Skin Care Tips For Summer Eczema Flare Ups

Atopic dermatitis (eczema) is probably not part of your summer vacation plans, but in any case, if you suffer from eczema, you’re bound to get a flare up or two as the temperature rises. While eczema is known to cause trouble any time the weather changes, summer eczema flare ups come with their unique set of problems. For one, rising temperatures makes covering up with clothing uncomfortable, which can also lead to excess sweating and skin irritation. In addition, air conditioners can be extra drying to the skin, which can force you to use twice as much moisturizer. Summer also brings more plant allergens and, in some areas, wildfire smoke that can stir up those pesky allergies. Take extra care of your skin this summer with these tips for preventing summer eczema flare ups.

Keep your body temperature regulated. While sweat is a natural body function meant to cool you down, the trace minerals in sweat like zinc, copper, calcium and potassium can end up irritating eczema further. To avoid this, adopt different ways to regulate your temperature with spritzing fans, cold cloths, and plenty of time in the shade.

Go swimming. The ocean is great for the skin, as the saltwater (in combination with careful exposure to UV rays and vitamin D) has tremendous healing properties. But saltwater does pull moisture out of the skin, so you will want to rinse off after swimming and remember to moisturize immediately.

Refrigerate gels and creams. Keep your healing gels and moisturizing creams on ice to add a more cooling sensation to the skin when you apply them.
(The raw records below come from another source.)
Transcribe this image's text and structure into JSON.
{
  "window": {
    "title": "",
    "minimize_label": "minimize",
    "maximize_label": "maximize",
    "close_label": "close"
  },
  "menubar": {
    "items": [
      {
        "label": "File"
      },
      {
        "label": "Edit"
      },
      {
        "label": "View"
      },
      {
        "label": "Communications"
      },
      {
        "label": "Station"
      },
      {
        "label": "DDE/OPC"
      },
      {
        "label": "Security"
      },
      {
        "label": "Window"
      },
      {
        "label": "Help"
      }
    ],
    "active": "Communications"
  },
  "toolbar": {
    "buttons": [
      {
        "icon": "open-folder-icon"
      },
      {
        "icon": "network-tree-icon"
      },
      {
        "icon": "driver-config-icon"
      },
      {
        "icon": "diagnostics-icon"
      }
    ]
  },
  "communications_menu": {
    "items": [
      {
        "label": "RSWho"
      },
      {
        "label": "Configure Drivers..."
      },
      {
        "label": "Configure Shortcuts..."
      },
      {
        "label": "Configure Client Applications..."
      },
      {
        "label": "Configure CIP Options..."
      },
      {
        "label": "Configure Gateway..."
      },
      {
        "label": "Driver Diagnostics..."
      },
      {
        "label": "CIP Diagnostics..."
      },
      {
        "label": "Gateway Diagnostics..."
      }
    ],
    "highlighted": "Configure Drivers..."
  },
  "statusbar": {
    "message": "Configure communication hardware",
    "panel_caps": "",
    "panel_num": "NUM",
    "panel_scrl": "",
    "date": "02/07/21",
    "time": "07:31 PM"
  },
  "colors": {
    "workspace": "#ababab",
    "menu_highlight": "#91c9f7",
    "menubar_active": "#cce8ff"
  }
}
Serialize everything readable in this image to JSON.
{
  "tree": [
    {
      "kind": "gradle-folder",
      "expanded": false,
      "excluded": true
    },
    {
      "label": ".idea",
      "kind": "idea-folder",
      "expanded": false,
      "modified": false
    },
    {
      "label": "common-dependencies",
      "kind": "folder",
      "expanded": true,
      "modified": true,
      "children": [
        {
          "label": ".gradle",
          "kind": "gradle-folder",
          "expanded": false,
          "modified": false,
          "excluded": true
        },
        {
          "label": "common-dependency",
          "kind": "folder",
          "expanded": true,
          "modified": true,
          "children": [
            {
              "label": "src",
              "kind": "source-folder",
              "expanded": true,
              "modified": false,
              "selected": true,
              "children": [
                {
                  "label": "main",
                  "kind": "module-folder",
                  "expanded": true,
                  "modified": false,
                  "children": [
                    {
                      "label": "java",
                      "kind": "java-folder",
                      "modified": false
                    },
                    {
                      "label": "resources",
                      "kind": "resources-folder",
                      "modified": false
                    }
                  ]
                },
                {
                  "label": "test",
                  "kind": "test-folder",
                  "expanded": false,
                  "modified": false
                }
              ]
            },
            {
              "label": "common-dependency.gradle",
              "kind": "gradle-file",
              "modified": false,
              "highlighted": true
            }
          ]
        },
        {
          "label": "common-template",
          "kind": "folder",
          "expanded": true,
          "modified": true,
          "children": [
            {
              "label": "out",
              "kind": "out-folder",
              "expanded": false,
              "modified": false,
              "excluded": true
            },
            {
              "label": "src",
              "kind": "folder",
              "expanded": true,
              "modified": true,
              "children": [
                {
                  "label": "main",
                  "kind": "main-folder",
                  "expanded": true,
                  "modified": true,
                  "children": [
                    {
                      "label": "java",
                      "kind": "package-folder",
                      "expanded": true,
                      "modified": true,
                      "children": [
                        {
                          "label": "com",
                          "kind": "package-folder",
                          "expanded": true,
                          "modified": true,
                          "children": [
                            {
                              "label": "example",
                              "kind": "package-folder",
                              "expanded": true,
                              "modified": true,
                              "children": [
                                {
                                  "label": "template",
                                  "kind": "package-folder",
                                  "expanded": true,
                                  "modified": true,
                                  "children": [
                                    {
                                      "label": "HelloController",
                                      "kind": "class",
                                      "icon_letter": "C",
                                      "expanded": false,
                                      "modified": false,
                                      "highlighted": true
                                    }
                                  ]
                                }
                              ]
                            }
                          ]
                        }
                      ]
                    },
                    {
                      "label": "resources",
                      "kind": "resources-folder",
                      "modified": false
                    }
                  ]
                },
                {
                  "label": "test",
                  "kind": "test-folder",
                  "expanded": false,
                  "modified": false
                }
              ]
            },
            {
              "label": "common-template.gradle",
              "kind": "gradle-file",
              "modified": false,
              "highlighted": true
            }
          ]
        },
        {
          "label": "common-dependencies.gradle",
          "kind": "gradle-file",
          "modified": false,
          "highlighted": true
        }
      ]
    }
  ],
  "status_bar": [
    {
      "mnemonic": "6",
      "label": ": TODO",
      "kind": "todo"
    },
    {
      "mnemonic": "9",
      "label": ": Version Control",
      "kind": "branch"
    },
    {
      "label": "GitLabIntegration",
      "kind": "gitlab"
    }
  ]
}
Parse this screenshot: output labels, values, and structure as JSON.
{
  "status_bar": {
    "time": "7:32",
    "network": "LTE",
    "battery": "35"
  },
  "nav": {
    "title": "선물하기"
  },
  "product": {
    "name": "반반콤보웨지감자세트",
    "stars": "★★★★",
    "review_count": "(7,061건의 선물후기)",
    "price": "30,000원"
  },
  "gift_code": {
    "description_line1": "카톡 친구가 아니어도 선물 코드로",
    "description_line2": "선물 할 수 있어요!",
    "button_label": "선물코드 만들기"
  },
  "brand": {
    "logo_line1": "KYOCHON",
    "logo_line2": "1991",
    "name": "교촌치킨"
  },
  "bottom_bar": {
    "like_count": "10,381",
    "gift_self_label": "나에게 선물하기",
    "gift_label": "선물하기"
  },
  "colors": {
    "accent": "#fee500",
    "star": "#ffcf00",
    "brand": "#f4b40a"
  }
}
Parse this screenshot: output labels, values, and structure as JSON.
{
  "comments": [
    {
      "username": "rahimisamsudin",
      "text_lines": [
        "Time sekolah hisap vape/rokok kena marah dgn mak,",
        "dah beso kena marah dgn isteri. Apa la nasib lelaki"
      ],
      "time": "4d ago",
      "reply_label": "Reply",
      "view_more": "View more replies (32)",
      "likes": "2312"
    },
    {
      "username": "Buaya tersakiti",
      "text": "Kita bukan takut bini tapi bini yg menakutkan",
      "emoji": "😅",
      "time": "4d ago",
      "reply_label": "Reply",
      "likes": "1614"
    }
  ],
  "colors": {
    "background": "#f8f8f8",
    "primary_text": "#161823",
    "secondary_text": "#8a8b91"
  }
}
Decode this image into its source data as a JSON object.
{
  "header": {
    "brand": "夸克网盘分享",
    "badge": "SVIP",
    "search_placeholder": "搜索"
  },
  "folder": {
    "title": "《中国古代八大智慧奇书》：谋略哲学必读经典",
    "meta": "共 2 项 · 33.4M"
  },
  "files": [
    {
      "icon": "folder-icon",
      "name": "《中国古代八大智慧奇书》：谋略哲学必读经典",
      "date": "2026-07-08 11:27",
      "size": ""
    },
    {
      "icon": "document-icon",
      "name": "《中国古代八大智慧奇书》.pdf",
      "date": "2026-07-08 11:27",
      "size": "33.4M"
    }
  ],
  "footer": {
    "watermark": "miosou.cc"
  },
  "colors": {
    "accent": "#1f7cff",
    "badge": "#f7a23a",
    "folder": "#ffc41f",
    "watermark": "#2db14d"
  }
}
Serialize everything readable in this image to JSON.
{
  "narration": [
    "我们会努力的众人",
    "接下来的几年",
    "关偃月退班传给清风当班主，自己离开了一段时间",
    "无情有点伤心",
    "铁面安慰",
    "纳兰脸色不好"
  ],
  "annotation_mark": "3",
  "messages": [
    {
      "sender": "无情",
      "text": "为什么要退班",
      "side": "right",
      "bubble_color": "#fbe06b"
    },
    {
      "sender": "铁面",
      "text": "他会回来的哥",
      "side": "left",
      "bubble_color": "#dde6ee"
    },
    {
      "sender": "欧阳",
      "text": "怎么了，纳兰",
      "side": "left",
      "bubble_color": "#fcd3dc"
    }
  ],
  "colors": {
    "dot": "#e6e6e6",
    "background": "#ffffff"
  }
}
Stay away from sticky, itchy fabrics. The nice thing about summer is that loose-fitting clothing made of cotton and linen are in style, so you can stock up! Cotton and other natural fabrics are the most comfortable for your skin, since they are breathable and soft.

Choose the right sunscreen. Since eczema is a skin barrier condition, the skin is more susceptible to sunburns. Make sure you have a sunscreen that blocks without stinging your sensitive skin. Look for products with the NEA Seal of Acceptance.

Hydrate. Drink plenty of water, herbal tea, and coconut water and fill up on hydrating foods like cucumber, watermelon, berries and leafy greens. Infuse your water with electrolyte-boosting lemon and cucumber, as these foods are also anti-inflammatory and can help calm flare ups.

Upgrade your shower session. After a long day sunbaking at the beach, it might be tempting to just plop down on the sofa and take in a film. Before you settle in, rinse off all that sand and sunscreen in the shower. If you can handle it, a cold shower invigorates the skin and calms eczema. Be sure to use a gentle, unscented soap that can effectively remove sunscreen. To get the most from your lotion, moisturize as soon as you get out of the shower while your skin is still damp. Cooling towels will also make drying off much more comfortable. You can buy these cooling towels online.

Bring your own linens when traveling. This might sound a little extreme, but if you experience flare ups easily, then hotel sheets and bath towels might irritate your skin. Ultimately it’s up to you to decide whether or not this is worth it. At the very least, bring your own bath towels and wear full length, cotton pajamas to bed–just in case the hotel uses a detergent that might irritate your skin.

Be selective with your creams. Many eczema creams contain sodium lauryl sulfate, which is an emulsifier and a known skin irritant. Choose naturally moisturizers that contain calming, anti-inflammatory ingredients like Eksem Moisturizing Body Cream.